[Component data from apps and pages]
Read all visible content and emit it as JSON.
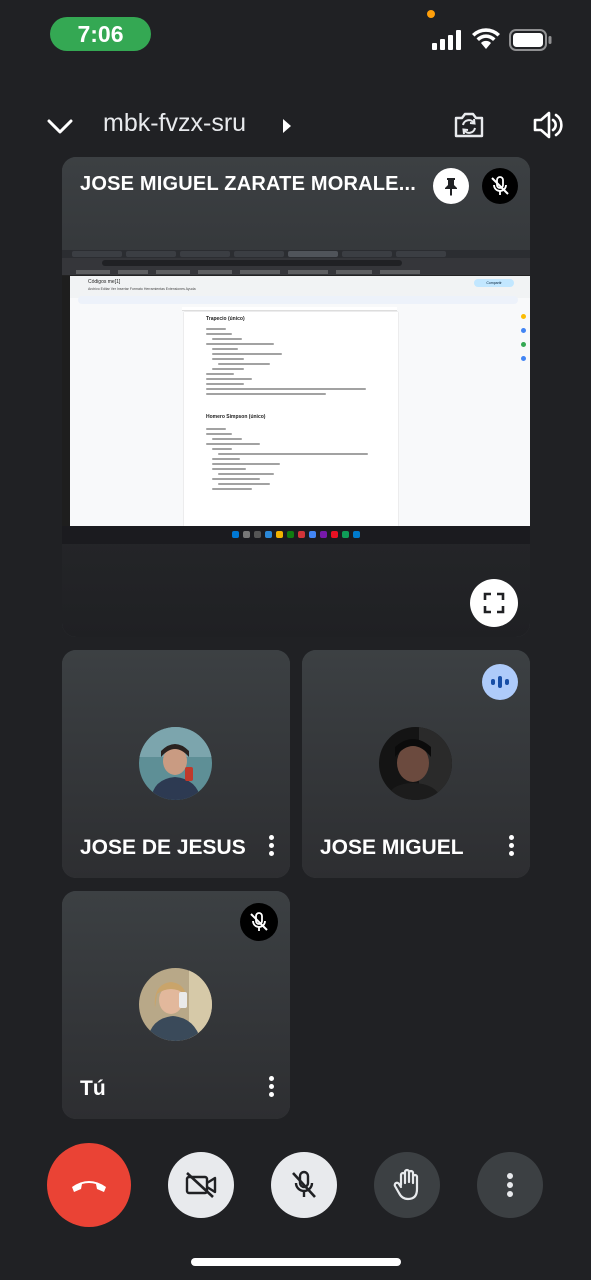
{
  "status_bar": {
    "time": "7:06",
    "icons": [
      "orange-dot-indicator",
      "cellular-signal-icon",
      "wifi-icon",
      "battery-icon"
    ]
  },
  "header": {
    "meeting_code": "mbk-fvzx-sru",
    "icons": [
      "chevron-down-icon",
      "chevron-right-icon",
      "switch-camera-icon",
      "speaker-icon"
    ]
  },
  "presenter": {
    "name": "JOSE MIGUEL ZARATE MORALE...",
    "icons": [
      "pin-icon",
      "mic-off-icon",
      "fullscreen-icon"
    ],
    "shared_screen": {
      "doc_title": "Códigos me[1]",
      "doc_menu": "Archivo  Editar  Ver  Insertar  Formato  Herramientas  Extensiones  Ayuda",
      "share_label": "Compartir",
      "heading_1": "Trapecio (único)",
      "heading_2": "Homero Simpson (único)"
    }
  },
  "participants": [
    {
      "name": "JOSE DE JESUS",
      "speaking": false,
      "muted": false
    },
    {
      "name": "JOSE MIGUEL",
      "speaking": true,
      "muted": false
    },
    {
      "name": "Tú",
      "speaking": false,
      "muted": true
    }
  ],
  "controls": {
    "icons": [
      "end-call-icon",
      "camera-off-icon",
      "mic-off-icon",
      "raise-hand-icon",
      "more-vertical-icon"
    ]
  },
  "colors": {
    "background": "#202124",
    "tile": "#3c4043",
    "end_call": "#ea4335",
    "time_pill": "#34a853",
    "speaking_badge": "#aecbfa"
  }
}
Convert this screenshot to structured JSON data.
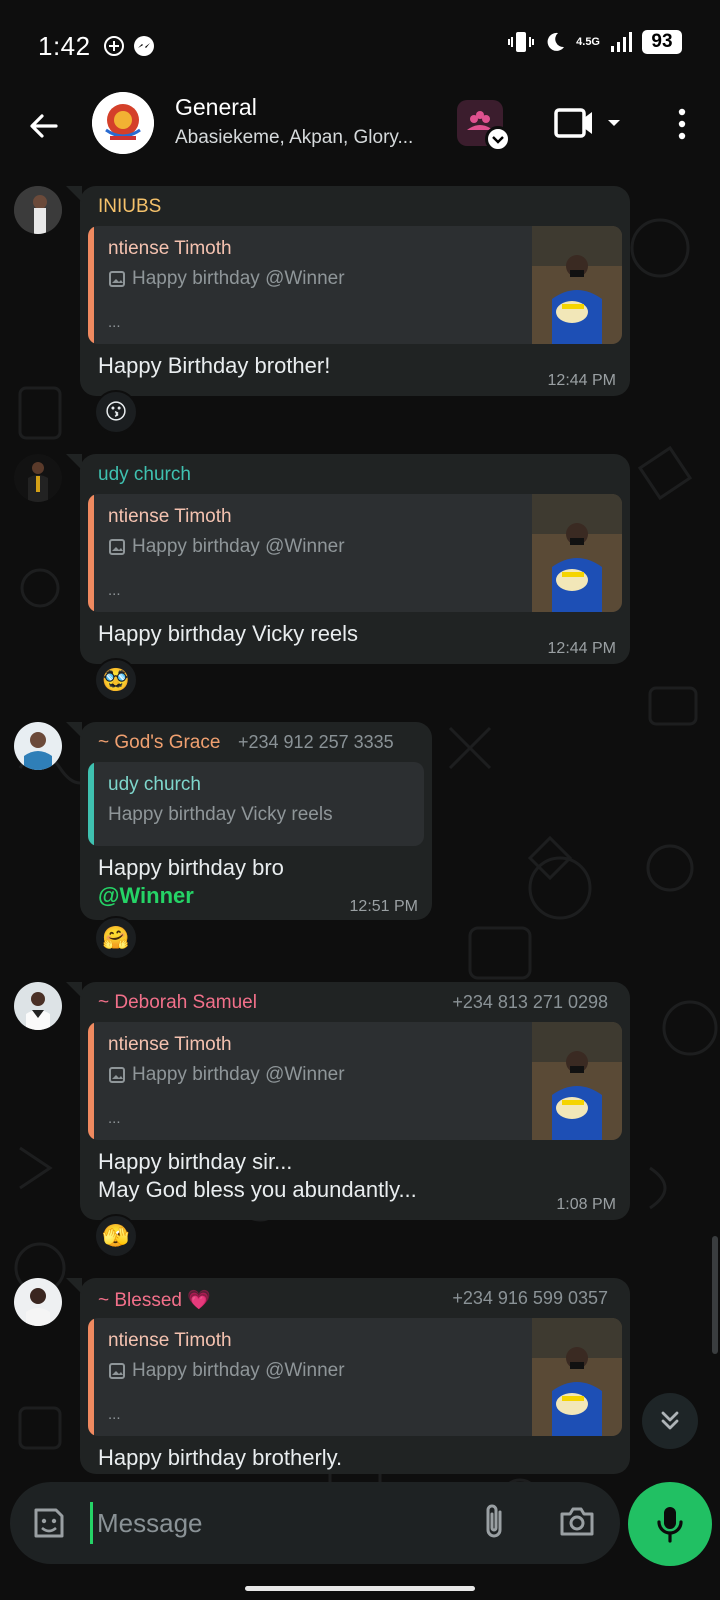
{
  "status_bar": {
    "time": "1:42",
    "network": "4.5G",
    "battery": "93"
  },
  "header": {
    "title": "General",
    "subtitle": "Abasiekeme, Akpan, Glory..."
  },
  "messages": [
    {
      "sender": "INIUBS",
      "sender_color": "#f5c26b",
      "phone": "",
      "quote_name": "ntiense Timoth",
      "quote_text": "Happy birthday @Winner",
      "quote_more": "...",
      "body": "Happy Birthday brother!",
      "time": "12:44 PM",
      "reaction": "😗"
    },
    {
      "sender": "udy church",
      "sender_color": "#53bdeb",
      "phone": "",
      "quote_name": "ntiense Timoth",
      "quote_text": "Happy birthday @Winner",
      "quote_more": "...",
      "body": "Happy birthday Vicky reels",
      "time": "12:44 PM",
      "reaction": "🥸"
    },
    {
      "sender": "~ God's Grace",
      "sender_color": "#f0a070",
      "phone": "+234 912 257 3335",
      "quote_name": "udy church",
      "quote_text": "Happy birthday Vicky reels",
      "body": "Happy birthday bro",
      "mention": "@Winner",
      "time": "12:51 PM",
      "reaction": "🤗"
    },
    {
      "sender": "~ Deborah Samuel",
      "sender_color": "#f2708a",
      "phone": "+234 813 271 0298",
      "quote_name": "ntiense Timoth",
      "quote_text": "Happy birthday @Winner",
      "quote_more": "...",
      "body_line1": "Happy birthday sir...",
      "body_line2": "May God bless you abundantly...",
      "time": "1:08 PM",
      "reaction": "🫣"
    },
    {
      "sender": "~ Blessed 💗",
      "sender_color": "#f2708a",
      "phone": "+234 916 599 0357",
      "quote_name": "ntiense Timoth",
      "quote_text": "Happy birthday @Winner",
      "quote_more": "...",
      "body": "Happy birthday brotherly."
    }
  ],
  "composer": {
    "placeholder": "Message"
  },
  "colors": {
    "accent": "#21c063",
    "quote_bar_orange": "#f08a60",
    "quote_bar_teal": "#3fc1b0"
  }
}
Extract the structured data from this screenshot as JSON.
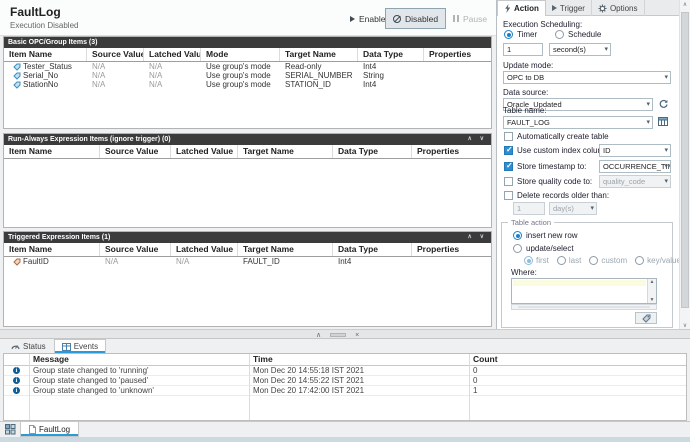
{
  "header": {
    "title": "FaultLog",
    "subtitle": "Execution Disabled",
    "buttons": {
      "enabled": "Enabled",
      "disabled": "Disabled",
      "pause": "Pause"
    }
  },
  "tables": {
    "basic": {
      "title": "Basic OPC/Group Items (3)",
      "columns": [
        "Item Name",
        "Source Value",
        "Latched Value",
        "Mode",
        "Target Name",
        "Data Type",
        "Properties"
      ],
      "rows": [
        {
          "item": "Tester_Status",
          "source": "N/A",
          "latched": "N/A",
          "mode": "Use group's mode",
          "target": "Read-only",
          "dtype": "Int4",
          "props": ""
        },
        {
          "item": "Serial_No",
          "source": "N/A",
          "latched": "N/A",
          "mode": "Use group's mode",
          "target": "SERIAL_NUMBER",
          "dtype": "String",
          "props": ""
        },
        {
          "item": "StationNo",
          "source": "N/A",
          "latched": "N/A",
          "mode": "Use group's mode",
          "target": "STATION_ID",
          "dtype": "Int4",
          "props": ""
        }
      ]
    },
    "runAlways": {
      "title": "Run-Always Expression Items (ignore trigger) (0)",
      "columns": [
        "Item Name",
        "Source Value",
        "Latched Value",
        "Target Name",
        "Data Type",
        "Properties"
      ]
    },
    "triggered": {
      "title": "Triggered Expression Items (1)",
      "columns": [
        "Item Name",
        "Source Value",
        "Latched Value",
        "Target Name",
        "Data Type",
        "Properties"
      ],
      "rows": [
        {
          "item": "FaultID",
          "source": "N/A",
          "latched": "N/A",
          "target": "FAULT_ID",
          "dtype": "Int4",
          "props": ""
        }
      ]
    }
  },
  "panel": {
    "tabs": {
      "action": "Action",
      "trigger": "Trigger",
      "options": "Options"
    },
    "execution_scheduling_label": "Execution Scheduling:",
    "timer_label": "Timer",
    "schedule_label": "Schedule",
    "timer_value": "1",
    "timer_unit": "second(s)",
    "update_mode_label": "Update mode:",
    "update_mode_value": "OPC to DB",
    "data_source_label": "Data source:",
    "data_source_value": "Oracle_Updated",
    "table_name_label": "Table name:",
    "table_name_value": "FAULT_LOG",
    "auto_create_label": "Automatically create table",
    "custom_index_label": "Use custom index column:",
    "custom_index_value": "ID",
    "store_timestamp_label": "Store timestamp to:",
    "store_timestamp_value": "OCCURRENCE_TIME",
    "store_quality_label": "Store quality code to:",
    "store_quality_value": "quality_code",
    "delete_records_label": "Delete records older than:",
    "delete_value": "1",
    "delete_unit": "day(s)",
    "table_action_label": "Table action",
    "insert_new_row_label": "insert new row",
    "update_select_label": "update/select",
    "sub_first": "first",
    "sub_last": "last",
    "sub_custom": "custom",
    "sub_kv": "key/value pairs",
    "where_label": "Where:"
  },
  "bottom": {
    "status_tab": "Status",
    "events_tab": "Events",
    "columns": [
      "Message",
      "Time",
      "Count"
    ],
    "rows": [
      {
        "message": "Group state changed to 'running'",
        "time": "Mon Dec 20 14:55:18 IST 2021",
        "count": "0"
      },
      {
        "message": "Group state changed to 'paused'",
        "time": "Mon Dec 20 14:55:22 IST 2021",
        "count": "0"
      },
      {
        "message": "Group state changed to 'unknown'",
        "time": "Mon Dec 20 17:42:00 IST 2021",
        "count": "1"
      }
    ]
  },
  "taskbar": {
    "tab_label": "FaultLog"
  }
}
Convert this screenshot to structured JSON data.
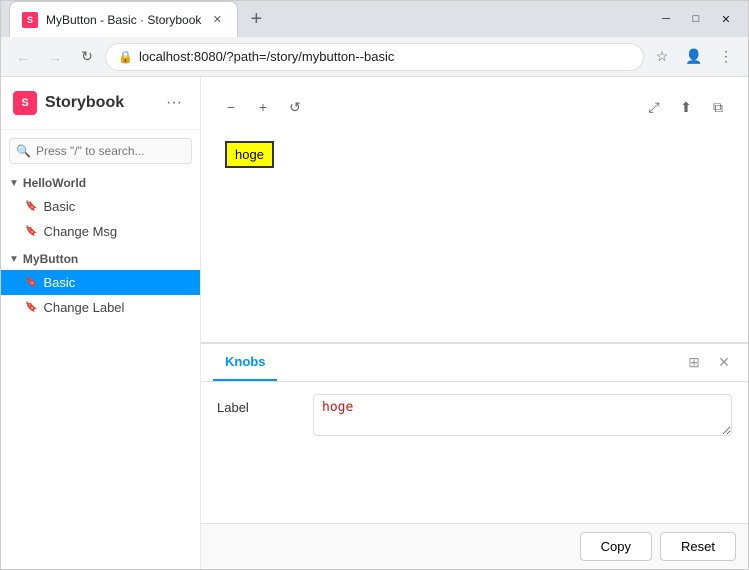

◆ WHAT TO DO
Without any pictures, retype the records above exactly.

◆ ANSWER SECTION
Read all visible content and emit it as JSON.
{
  "status_bar": {
    "time": "7:06",
    "icons": [
      "orange-dot-indicator",
      "cellular-signal-icon",
      "wifi-icon",
      "battery-icon"
    ]
  },
  "header": {
    "meeting_code": "mbk-fvzx-sru",
    "icons": [
      "chevron-down-icon",
      "chevron-right-icon",
      "switch-camera-icon",
      "speaker-icon"
    ]
  },
  "presenter": {
    "name": "JOSE MIGUEL ZARATE MORALE...",
    "icons": [
      "pin-icon",
      "mic-off-icon",
      "fullscreen-icon"
    ],
    "shared_screen": {
      "doc_title": "Códigos me[1]",
      "doc_menu": "Archivo  Editar  Ver  Insertar  Formato  Herramientas  Extensiones  Ayuda",
      "share_label": "Compartir",
      "heading_1": "Trapecio (único)",
      "heading_2": "Homero Simpson (único)"
    }
  },
  "participants": [
    {
      "name": "JOSE DE JESUS",
      "speaking": false,
      "muted": false
    },
    {
      "name": "JOSE MIGUEL",
      "speaking": true,
      "muted": false
    },
    {
      "name": "Tú",
      "speaking": false,
      "muted": true
    }
  ],
  "controls": {
    "icons": [
      "end-call-icon",
      "camera-off-icon",
      "mic-off-icon",
      "raise-hand-icon",
      "more-vertical-icon"
    ]
  },
  "colors": {
    "background": "#202124",
    "tile": "#3c4043",
    "end_call": "#ea4335",
    "time_pill": "#34a853",
    "speaking_badge": "#aecbfa"
  }
}
Convert this screenshot to structured JSON data.
{
  "status_bar": {
    "time": "1:42",
    "network": "4.5G",
    "battery": "93"
  },
  "header": {
    "title": "General",
    "subtitle": "Abasiekeme, Akpan, Glory..."
  },
  "messages": [
    {
      "sender": "INIUBS",
      "sender_color": "#f5c26b",
      "phone": "",
      "quote_name": "ntiense Timoth",
      "quote_text": "Happy birthday @Winner",
      "quote_more": "...",
      "body": "Happy Birthday brother!",
      "time": "12:44 PM",
      "reaction": "😗"
    },
    {
      "sender": "udy church",
      "sender_color": "#53bdeb",
      "phone": "",
      "quote_name": "ntiense Timoth",
      "quote_text": "Happy birthday @Winner",
      "quote_more": "...",
      "body": "Happy birthday Vicky reels",
      "time": "12:44 PM",
      "reaction": "🥸"
    },
    {
      "sender": "~ God's Grace",
      "sender_color": "#f0a070",
      "phone": "+234 912 257 3335",
      "quote_name": "udy church",
      "quote_text": "Happy birthday Vicky reels",
      "body": "Happy birthday bro",
      "mention": "@Winner",
      "time": "12:51 PM",
      "reaction": "🤗"
    },
    {
      "sender": "~ Deborah Samuel",
      "sender_color": "#f2708a",
      "phone": "+234 813 271 0298",
      "quote_name": "ntiense Timoth",
      "quote_text": "Happy birthday @Winner",
      "quote_more": "...",
      "body_line1": "Happy birthday sir...",
      "body_line2": "May God bless you abundantly...",
      "time": "1:08 PM",
      "reaction": "🫣"
    },
    {
      "sender": "~ Blessed 💗",
      "sender_color": "#f2708a",
      "phone": "+234 916 599 0357",
      "quote_name": "ntiense Timoth",
      "quote_text": "Happy birthday @Winner",
      "quote_more": "...",
      "body": "Happy birthday brotherly."
    }
  ],
  "composer": {
    "placeholder": "Message"
  },
  "colors": {
    "accent": "#21c063",
    "quote_bar_orange": "#f08a60",
    "quote_bar_teal": "#3fc1b0"
  }
}
Extract the structured data from this screenshot as JSON.
{
  "header": {
    "title": "FaultLog",
    "subtitle": "Execution Disabled",
    "buttons": {
      "enabled": "Enabled",
      "disabled": "Disabled",
      "pause": "Pause"
    }
  },
  "tables": {
    "basic": {
      "title": "Basic OPC/Group Items (3)",
      "columns": [
        "Item Name",
        "Source Value",
        "Latched Value",
        "Mode",
        "Target Name",
        "Data Type",
        "Properties"
      ],
      "rows": [
        {
          "item": "Tester_Status",
          "source": "N/A",
          "latched": "N/A",
          "mode": "Use group's mode",
          "target": "Read-only",
          "dtype": "Int4",
          "props": ""
        },
        {
          "item": "Serial_No",
          "source": "N/A",
          "latched": "N/A",
          "mode": "Use group's mode",
          "target": "SERIAL_NUMBER",
          "dtype": "String",
          "props": ""
        },
        {
          "item": "StationNo",
          "source": "N/A",
          "latched": "N/A",
          "mode": "Use group's mode",
          "target": "STATION_ID",
          "dtype": "Int4",
          "props": ""
        }
      ]
    },
    "runAlways": {
      "title": "Run-Always Expression Items (ignore trigger) (0)",
      "columns": [
        "Item Name",
        "Source Value",
        "Latched Value",
        "Target Name",
        "Data Type",
        "Properties"
      ]
    },
    "triggered": {
      "title": "Triggered Expression Items (1)",
      "columns": [
        "Item Name",
        "Source Value",
        "Latched Value",
        "Target Name",
        "Data Type",
        "Properties"
      ],
      "rows": [
        {
          "item": "FaultID",
          "source": "N/A",
          "latched": "N/A",
          "target": "FAULT_ID",
          "dtype": "Int4",
          "props": ""
        }
      ]
    }
  },
  "panel": {
    "tabs": {
      "action": "Action",
      "trigger": "Trigger",
      "options": "Options"
    },
    "execution_scheduling_label": "Execution Scheduling:",
    "timer_label": "Timer",
    "schedule_label": "Schedule",
    "timer_value": "1",
    "timer_unit": "second(s)",
    "update_mode_label": "Update mode:",
    "update_mode_value": "OPC to DB",
    "data_source_label": "Data source:",
    "data_source_value": "Oracle_Updated",
    "table_name_label": "Table name:",
    "table_name_value": "FAULT_LOG",
    "auto_create_label": "Automatically create table",
    "custom_index_label": "Use custom index column:",
    "custom_index_value": "ID",
    "store_timestamp_label": "Store timestamp to:",
    "store_timestamp_value": "OCCURRENCE_TIME",
    "store_quality_label": "Store quality code to:",
    "store_quality_value": "quality_code",
    "delete_records_label": "Delete records older than:",
    "delete_value": "1",
    "delete_unit": "day(s)",
    "table_action_label": "Table action",
    "insert_new_row_label": "insert new row",
    "update_select_label": "update/select",
    "sub_first": "first",
    "sub_last": "last",
    "sub_custom": "custom",
    "sub_kv": "key/value pairs",
    "where_label": "Where:"
  },
  "bottom": {
    "status_tab": "Status",
    "events_tab": "Events",
    "columns": [
      "Message",
      "Time",
      "Count"
    ],
    "rows": [
      {
        "message": "Group state changed to 'running'",
        "time": "Mon Dec 20 14:55:18 IST 2021",
        "count": "0"
      },
      {
        "message": "Group state changed to 'paused'",
        "time": "Mon Dec 20 14:55:22 IST 2021",
        "count": "0"
      },
      {
        "message": "Group state changed to 'unknown'",
        "time": "Mon Dec 20 17:42:00 IST 2021",
        "count": "1"
      }
    ]
  },
  "taskbar": {
    "tab_label": "FaultLog"
  }
}
Convert this screenshot to structured JSON data.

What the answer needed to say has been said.